**Your goal:** Reproduce each entry below verbatim.

[Data entries]
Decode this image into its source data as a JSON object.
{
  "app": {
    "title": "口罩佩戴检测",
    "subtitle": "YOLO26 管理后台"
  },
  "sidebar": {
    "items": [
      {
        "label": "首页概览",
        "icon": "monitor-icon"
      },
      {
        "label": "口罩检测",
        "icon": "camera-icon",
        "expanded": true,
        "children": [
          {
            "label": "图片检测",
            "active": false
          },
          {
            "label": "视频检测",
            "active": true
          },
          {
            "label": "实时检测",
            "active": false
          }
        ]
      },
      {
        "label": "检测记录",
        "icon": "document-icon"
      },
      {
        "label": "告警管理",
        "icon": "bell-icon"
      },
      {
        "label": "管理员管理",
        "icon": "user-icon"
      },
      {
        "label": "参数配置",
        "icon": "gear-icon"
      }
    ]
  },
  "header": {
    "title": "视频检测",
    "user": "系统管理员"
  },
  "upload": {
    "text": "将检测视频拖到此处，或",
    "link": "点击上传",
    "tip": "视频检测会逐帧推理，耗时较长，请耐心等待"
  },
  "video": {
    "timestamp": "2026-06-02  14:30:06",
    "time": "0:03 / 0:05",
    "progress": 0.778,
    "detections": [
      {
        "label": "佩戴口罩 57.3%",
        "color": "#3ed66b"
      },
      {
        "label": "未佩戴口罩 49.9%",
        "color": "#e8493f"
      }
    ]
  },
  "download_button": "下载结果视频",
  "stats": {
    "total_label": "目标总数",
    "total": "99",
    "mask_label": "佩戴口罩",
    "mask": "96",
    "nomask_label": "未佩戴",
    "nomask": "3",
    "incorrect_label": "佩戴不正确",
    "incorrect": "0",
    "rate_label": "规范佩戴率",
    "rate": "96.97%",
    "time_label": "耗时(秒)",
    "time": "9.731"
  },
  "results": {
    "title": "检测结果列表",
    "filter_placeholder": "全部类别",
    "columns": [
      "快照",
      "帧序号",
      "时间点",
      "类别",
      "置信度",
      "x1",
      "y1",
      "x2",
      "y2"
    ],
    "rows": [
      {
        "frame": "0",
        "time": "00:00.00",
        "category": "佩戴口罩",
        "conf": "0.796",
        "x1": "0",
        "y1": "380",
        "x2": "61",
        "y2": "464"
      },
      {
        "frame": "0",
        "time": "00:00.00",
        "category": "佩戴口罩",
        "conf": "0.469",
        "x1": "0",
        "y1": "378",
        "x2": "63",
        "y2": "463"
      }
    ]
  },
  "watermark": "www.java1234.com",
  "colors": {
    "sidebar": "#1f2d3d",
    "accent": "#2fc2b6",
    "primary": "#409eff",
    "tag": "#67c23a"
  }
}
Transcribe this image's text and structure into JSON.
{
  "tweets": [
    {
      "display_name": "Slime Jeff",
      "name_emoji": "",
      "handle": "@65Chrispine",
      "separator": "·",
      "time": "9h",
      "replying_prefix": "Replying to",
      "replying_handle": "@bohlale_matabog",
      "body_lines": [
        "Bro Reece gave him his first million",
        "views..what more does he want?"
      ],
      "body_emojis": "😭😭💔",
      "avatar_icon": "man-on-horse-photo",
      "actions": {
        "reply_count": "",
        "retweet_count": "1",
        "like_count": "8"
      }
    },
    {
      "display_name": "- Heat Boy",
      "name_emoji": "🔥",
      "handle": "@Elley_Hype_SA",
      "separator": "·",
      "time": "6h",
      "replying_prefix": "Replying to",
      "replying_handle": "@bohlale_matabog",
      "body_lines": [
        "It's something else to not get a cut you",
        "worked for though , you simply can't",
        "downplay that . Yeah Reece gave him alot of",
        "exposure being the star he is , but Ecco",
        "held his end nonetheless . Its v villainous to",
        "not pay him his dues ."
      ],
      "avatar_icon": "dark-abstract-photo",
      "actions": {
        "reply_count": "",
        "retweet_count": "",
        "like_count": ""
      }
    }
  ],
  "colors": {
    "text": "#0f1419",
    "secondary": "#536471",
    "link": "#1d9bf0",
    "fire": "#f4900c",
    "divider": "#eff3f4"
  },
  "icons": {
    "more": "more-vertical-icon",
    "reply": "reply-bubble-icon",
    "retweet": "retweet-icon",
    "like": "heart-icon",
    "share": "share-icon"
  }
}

**Exercise result:**
Decode this image into its source data as a JSON object.
{
  "app": {
    "title": "口罩佩戴检测",
    "subtitle": "YOLO26 管理后台"
  },
  "sidebar": {
    "items": [
      {
        "label": "首页概览",
        "icon": "monitor-icon"
      },
      {
        "label": "口罩检测",
        "icon": "camera-icon",
        "expanded": true,
        "children": [
          {
            "label": "图片检测",
            "active": false
          },
          {
            "label": "视频检测",
            "active": true
          },
          {
            "label": "实时检测",
            "active": false
          }
        ]
      },
      {
        "label": "检测记录",
        "icon": "document-icon"
      },
      {
        "label": "告警管理",
        "icon": "bell-icon"
      },
      {
        "label": "管理员管理",
        "icon": "user-icon"
      },
      {
        "label": "参数配置",
        "icon": "gear-icon"
      }
    ]
  },
  "header": {
    "title": "视频检测",
    "user": "系统管理员"
  },
  "upload": {
    "text": "将检测视频拖到此处，或",
    "link": "点击上传",
    "tip": "视频检测会逐帧推理，耗时较长，请耐心等待"
  },
  "video": {
    "timestamp": "2026-06-02  14:30:06",
    "time": "0:03 / 0:05",
    "progress": 0.778,
    "detections": [
      {
        "label": "佩戴口罩 57.3%",
        "color": "#3ed66b"
      },
      {
        "label": "未佩戴口罩 49.9%",
        "color": "#e8493f"
      }
    ]
  },
  "download_button": "下载结果视频",
  "stats": {
    "total_label": "目标总数",
    "total": "99",
    "mask_label": "佩戴口罩",
    "mask": "96",
    "nomask_label": "未佩戴",
    "nomask": "3",
    "incorrect_label": "佩戴不正确",
    "incorrect": "0",
    "rate_label": "规范佩戴率",
    "rate": "96.97%",
    "time_label": "耗时(秒)",
    "time": "9.731"
  },
  "results": {
    "title": "检测结果列表",
    "filter_placeholder": "全部类别",
    "columns": [
      "快照",
      "帧序号",
      "时间点",
      "类别",
      "置信度",
      "x1",
      "y1",
      "x2",
      "y2"
    ],
    "rows": [
      {
        "frame": "0",
        "time": "00:00.00",
        "category": "佩戴口罩",
        "conf": "0.796",
        "x1": "0",
        "y1": "380",
        "x2": "61",
        "y2": "464"
      },
      {
        "frame": "0",
        "time": "00:00.00",
        "category": "佩戴口罩",
        "conf": "0.469",
        "x1": "0",
        "y1": "378",
        "x2": "63",
        "y2": "463"
      }
    ]
  },
  "watermark": "www.java1234.com",
  "colors": {
    "sidebar": "#1f2d3d",
    "accent": "#2fc2b6",
    "primary": "#409eff",
    "tag": "#67c23a"
  }
}
Transcribe this image's text and structure into JSON.
{
  "tweets": [
    {
      "display_name": "Slime Jeff",
      "name_emoji": "",
      "handle": "@65Chrispine",
      "separator": "·",
      "time": "9h",
      "replying_prefix": "Replying to",
      "replying_handle": "@bohlale_matabog",
      "body_lines": [
        "Bro Reece gave him his first million",
        "views..what more does he want?"
      ],
      "body_emojis": "😭😭💔",
      "avatar_icon": "man-on-horse-photo",
      "actions": {
        "reply_count": "",
        "retweet_count": "1",
        "like_count": "8"
      }
    },
    {
      "display_name": "- Heat Boy",
      "name_emoji": "🔥",
      "handle": "@Elley_Hype_SA",
      "separator": "·",
      "time": "6h",
      "replying_prefix": "Replying to",
      "replying_handle": "@bohlale_matabog",
      "body_lines": [
        "It's something else to not get a cut you",
        "worked for though , you simply can't",
        "downplay that . Yeah Reece gave him alot of",
        "exposure being the star he is , but Ecco",
        "held his end nonetheless . Its v villainous to",
        "not pay him his dues ."
      ],
      "avatar_icon": "dark-abstract-photo",
      "actions": {
        "reply_count": "",
        "retweet_count": "",
        "like_count": ""
      }
    }
  ],
  "colors": {
    "text": "#0f1419",
    "secondary": "#536471",
    "link": "#1d9bf0",
    "fire": "#f4900c",
    "divider": "#eff3f4"
  },
  "icons": {
    "more": "more-vertical-icon",
    "reply": "reply-bubble-icon",
    "retweet": "retweet-icon",
    "like": "heart-icon",
    "share": "share-icon"
  }
}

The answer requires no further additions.